Basic Roof Styles
There are 4 main styles of roof. There’s a flat roof, which is self-explanatory. They’re not installed completely level or they would not allow for any runoff. They have the advantage of being cheaper to install and maintain and they are much easier to work on.
When a single roof plane or a flat roof sits on a building at an angle with one wall higher than the other, it’s no longer a flat roof and it’s called a skillion roof.
The roof like an upside-down V where the roof doesn’t meet the end wall is a gabled roof or gable roof. That upside down V at the end is the gable. A simple gable roof has a single central ridge.
A roof that meets all the walls horizontally is a hipped roof or hip roof. A standard hipped roof has a central ridge and instead of the triangle of the gable sitting vertical, it is angled back to form two ridges called hips.
Cross Gabled and Cross Hipped
But most houses aren’t simple squares or rectangles. An L shaped or T shaped house can have two gable roofs that meet with a valley at the interior angle. That’s called a cross gabled roof.
The same applies to hipped roofs. The L or T shape can be covered by a cross hipped roof.
Mix and Match
Roofs are often a combination of these basic styles – you can have a gabled roof at a right angle to a hipped roof. Sometimes for decorative purposes the hipped roof and the gable roof are combined on the same plane in a style called Dutch gable.
There are other styles that are variations of these basic forms. An A-frame is, for instance, an exaggerated sort of gable. The classic barn roof style called a gambrel roof is another gable variation with a gently sloping top section changing to a steep slope. A mansard roof has the same gentle and steep pitches but is hipped rather than gabled.
There can be practical reasons for some of these styles. A gambrel roof gives you more space for a second storey and sheds snow better than from a less steeply sloped roof.

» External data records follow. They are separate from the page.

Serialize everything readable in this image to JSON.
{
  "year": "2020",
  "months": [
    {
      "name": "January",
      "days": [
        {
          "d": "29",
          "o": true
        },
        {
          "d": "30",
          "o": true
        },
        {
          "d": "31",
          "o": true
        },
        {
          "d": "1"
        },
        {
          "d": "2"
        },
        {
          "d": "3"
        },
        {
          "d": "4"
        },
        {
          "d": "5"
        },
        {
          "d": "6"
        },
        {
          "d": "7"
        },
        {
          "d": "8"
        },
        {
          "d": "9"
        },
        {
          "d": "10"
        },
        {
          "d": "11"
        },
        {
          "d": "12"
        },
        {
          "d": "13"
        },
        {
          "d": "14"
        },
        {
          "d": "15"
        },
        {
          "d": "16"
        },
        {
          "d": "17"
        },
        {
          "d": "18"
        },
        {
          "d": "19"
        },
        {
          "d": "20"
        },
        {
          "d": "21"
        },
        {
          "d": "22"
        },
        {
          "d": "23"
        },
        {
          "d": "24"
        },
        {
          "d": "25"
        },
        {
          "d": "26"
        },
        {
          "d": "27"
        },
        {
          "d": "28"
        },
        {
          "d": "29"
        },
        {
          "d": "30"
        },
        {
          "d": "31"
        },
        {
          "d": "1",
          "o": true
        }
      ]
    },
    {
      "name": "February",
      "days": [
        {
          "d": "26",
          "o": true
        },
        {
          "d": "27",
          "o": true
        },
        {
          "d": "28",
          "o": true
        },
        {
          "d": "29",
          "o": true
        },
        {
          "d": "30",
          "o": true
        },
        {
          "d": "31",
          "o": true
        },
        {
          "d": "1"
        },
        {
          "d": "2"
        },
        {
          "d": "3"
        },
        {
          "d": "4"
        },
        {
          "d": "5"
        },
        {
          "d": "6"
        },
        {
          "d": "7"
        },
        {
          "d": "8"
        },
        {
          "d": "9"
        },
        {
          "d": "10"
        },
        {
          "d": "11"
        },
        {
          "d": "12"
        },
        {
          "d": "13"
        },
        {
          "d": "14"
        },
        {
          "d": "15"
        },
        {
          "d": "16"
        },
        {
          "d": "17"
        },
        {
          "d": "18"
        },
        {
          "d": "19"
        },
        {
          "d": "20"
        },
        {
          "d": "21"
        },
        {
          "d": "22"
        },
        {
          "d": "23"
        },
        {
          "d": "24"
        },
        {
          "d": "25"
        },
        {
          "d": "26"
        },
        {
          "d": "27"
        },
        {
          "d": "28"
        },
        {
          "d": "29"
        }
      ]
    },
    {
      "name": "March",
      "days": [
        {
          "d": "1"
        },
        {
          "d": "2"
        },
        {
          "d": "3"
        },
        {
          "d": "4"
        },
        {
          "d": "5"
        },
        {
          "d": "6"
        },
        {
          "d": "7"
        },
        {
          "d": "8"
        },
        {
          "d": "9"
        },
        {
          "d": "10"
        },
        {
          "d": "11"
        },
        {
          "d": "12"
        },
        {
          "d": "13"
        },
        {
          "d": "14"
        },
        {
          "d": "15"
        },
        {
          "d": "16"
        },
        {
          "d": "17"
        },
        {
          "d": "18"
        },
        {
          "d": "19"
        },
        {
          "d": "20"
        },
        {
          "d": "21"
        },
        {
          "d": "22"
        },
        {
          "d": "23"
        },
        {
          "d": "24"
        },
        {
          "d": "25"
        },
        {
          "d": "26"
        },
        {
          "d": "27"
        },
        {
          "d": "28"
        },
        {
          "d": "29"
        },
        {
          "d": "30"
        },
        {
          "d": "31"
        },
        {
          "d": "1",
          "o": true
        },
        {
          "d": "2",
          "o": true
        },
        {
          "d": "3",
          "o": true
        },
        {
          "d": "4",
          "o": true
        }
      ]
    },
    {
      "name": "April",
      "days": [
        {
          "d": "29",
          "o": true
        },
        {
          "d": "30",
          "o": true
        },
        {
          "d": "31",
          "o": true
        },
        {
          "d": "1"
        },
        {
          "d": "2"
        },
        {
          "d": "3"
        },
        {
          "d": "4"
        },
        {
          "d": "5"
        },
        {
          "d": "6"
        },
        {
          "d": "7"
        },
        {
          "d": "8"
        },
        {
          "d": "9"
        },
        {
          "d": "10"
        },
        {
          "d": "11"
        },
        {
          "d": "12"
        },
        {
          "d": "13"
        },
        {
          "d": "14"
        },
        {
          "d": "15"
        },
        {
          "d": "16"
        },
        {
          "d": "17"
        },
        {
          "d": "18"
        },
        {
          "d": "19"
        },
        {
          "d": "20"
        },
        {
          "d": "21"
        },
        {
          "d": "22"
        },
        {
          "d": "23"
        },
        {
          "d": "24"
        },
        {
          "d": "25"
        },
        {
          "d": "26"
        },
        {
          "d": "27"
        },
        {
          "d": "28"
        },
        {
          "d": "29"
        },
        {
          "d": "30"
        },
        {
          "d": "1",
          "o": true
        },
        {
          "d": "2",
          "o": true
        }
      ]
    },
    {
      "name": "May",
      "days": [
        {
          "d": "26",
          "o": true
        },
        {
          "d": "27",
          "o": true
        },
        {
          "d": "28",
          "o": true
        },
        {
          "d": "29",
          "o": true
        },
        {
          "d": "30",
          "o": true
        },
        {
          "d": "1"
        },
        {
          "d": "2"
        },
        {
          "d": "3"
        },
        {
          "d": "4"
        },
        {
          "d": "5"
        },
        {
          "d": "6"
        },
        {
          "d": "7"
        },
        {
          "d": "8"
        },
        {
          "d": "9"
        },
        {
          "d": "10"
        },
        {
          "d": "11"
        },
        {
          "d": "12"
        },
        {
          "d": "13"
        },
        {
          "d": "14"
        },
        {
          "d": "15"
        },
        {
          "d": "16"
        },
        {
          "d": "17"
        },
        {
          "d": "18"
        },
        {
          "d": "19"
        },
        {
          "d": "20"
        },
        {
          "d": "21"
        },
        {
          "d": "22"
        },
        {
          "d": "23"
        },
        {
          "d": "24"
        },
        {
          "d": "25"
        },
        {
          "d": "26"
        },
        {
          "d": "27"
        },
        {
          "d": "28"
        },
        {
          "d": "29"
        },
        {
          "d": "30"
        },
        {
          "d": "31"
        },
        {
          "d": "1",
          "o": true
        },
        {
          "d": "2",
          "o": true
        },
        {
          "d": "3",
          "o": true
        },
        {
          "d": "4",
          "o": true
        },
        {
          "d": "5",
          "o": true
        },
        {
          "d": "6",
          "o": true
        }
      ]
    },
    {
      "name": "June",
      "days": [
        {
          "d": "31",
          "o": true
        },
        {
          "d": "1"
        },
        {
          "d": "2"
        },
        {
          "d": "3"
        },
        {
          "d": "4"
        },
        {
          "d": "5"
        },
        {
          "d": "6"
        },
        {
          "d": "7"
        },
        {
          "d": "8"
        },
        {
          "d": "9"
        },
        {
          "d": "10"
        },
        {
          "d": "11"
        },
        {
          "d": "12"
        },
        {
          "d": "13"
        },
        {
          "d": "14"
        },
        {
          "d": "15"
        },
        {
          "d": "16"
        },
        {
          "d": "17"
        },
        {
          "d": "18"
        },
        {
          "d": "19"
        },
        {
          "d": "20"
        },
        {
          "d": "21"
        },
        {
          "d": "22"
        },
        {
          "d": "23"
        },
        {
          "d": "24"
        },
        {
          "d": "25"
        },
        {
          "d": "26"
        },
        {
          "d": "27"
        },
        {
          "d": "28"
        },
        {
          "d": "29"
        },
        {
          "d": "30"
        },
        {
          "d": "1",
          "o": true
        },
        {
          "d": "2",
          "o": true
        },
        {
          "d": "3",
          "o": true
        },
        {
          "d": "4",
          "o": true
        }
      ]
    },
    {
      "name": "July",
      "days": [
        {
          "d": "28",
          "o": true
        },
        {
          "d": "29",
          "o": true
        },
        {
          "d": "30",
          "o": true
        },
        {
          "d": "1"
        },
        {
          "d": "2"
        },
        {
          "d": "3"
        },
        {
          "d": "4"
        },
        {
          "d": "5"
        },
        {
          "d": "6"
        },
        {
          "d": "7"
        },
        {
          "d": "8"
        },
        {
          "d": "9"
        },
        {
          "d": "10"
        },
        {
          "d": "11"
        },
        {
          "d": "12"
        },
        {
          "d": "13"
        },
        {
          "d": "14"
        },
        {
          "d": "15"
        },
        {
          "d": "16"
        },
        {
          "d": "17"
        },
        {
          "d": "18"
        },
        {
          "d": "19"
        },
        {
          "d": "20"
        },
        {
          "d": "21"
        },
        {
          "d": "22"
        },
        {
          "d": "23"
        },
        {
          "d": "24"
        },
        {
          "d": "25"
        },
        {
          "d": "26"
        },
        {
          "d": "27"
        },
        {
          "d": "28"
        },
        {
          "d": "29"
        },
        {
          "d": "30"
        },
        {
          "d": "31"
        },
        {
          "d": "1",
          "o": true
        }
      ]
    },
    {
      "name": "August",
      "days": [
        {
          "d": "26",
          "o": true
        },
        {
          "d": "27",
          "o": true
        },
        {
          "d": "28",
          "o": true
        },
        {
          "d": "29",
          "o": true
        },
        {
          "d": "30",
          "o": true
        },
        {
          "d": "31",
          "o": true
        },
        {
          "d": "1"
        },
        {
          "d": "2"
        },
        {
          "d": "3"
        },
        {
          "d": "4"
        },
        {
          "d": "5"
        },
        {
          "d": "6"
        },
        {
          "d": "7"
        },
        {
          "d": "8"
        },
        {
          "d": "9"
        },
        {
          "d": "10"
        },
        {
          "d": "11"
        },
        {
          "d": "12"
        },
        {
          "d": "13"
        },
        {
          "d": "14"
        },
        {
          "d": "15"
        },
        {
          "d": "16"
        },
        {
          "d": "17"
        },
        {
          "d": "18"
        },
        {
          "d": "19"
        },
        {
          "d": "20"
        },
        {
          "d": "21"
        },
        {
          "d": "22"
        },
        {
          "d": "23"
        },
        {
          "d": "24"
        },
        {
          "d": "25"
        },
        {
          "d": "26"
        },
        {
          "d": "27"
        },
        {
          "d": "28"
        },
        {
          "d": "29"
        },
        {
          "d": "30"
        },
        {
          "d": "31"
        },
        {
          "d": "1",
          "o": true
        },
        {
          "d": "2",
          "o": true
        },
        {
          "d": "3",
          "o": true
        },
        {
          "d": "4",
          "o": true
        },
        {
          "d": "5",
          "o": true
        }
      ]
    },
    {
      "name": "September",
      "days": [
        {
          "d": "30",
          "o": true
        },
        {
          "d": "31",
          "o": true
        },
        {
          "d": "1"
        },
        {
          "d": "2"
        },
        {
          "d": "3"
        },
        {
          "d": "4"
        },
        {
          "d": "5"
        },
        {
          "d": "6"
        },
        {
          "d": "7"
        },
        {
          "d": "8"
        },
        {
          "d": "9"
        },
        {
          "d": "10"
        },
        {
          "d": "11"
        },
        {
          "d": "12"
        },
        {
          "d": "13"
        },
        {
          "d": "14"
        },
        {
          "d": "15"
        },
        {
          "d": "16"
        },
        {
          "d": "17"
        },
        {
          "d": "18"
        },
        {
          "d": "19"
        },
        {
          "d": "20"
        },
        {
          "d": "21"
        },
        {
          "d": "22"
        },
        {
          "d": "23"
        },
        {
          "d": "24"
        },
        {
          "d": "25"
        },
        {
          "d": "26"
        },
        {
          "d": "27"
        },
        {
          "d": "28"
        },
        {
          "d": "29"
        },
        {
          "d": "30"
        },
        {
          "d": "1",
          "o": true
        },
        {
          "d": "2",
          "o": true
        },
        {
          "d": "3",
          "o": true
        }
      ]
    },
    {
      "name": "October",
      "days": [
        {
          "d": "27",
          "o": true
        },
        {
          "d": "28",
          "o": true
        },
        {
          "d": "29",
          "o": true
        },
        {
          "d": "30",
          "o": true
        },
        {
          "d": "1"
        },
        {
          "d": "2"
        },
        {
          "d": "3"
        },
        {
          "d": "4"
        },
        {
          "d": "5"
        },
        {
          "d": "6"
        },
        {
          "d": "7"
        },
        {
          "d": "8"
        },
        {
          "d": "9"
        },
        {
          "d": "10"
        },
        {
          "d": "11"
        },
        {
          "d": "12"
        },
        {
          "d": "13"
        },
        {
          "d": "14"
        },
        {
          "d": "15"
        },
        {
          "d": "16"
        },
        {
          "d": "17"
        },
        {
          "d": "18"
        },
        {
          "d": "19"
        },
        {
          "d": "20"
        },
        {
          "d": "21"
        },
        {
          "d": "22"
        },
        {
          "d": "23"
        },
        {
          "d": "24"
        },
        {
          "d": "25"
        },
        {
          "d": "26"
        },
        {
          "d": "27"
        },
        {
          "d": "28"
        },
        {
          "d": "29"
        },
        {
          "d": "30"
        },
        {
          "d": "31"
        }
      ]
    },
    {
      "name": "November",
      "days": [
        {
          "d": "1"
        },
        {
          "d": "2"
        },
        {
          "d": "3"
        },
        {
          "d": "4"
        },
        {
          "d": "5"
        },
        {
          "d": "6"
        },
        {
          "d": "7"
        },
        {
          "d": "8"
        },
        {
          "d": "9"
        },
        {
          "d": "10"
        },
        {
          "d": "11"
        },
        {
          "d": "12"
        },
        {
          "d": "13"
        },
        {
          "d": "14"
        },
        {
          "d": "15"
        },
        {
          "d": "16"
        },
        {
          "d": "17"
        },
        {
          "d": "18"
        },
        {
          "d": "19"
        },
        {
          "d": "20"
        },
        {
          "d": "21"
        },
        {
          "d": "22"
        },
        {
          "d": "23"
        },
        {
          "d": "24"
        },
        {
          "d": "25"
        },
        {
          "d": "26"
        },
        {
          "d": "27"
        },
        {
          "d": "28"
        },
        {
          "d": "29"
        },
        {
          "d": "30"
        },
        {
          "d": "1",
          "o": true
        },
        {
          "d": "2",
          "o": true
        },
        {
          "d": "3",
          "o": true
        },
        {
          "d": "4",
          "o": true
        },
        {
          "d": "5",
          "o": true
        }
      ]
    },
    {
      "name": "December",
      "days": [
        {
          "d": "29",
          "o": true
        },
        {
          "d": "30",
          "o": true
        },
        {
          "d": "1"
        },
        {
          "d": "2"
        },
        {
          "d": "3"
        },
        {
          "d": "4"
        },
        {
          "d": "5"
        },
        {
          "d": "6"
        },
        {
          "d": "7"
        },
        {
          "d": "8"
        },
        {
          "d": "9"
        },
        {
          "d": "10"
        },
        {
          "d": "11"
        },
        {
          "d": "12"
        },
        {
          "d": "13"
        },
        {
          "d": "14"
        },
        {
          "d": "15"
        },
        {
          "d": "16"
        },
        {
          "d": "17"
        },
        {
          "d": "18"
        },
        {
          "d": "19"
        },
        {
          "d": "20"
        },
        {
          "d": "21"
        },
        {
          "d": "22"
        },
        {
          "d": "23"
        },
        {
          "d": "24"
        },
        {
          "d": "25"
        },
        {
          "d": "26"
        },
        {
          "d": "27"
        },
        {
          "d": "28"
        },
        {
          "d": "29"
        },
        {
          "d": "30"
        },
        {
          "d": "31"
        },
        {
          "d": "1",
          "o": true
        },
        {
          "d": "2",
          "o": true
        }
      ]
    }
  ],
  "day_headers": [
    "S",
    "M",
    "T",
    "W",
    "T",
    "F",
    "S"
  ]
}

Gabled roofs tend to be cheaper to build than hipped roofs, although hipped roofs are more resistant to high winds. But in the end, it mostly comes down to taste. All the roofing styles successfully keep the rain out and won’t blow away if they are properly secured, so it’s the look of the roof that matters. That said, from the point of view of a roofer a steep A frame doesn’t look very good at all. They’re not easy to stand on. Jim’s Roofing doesn’t mind what style of roof you have. We like them all and know how to keep them looking great.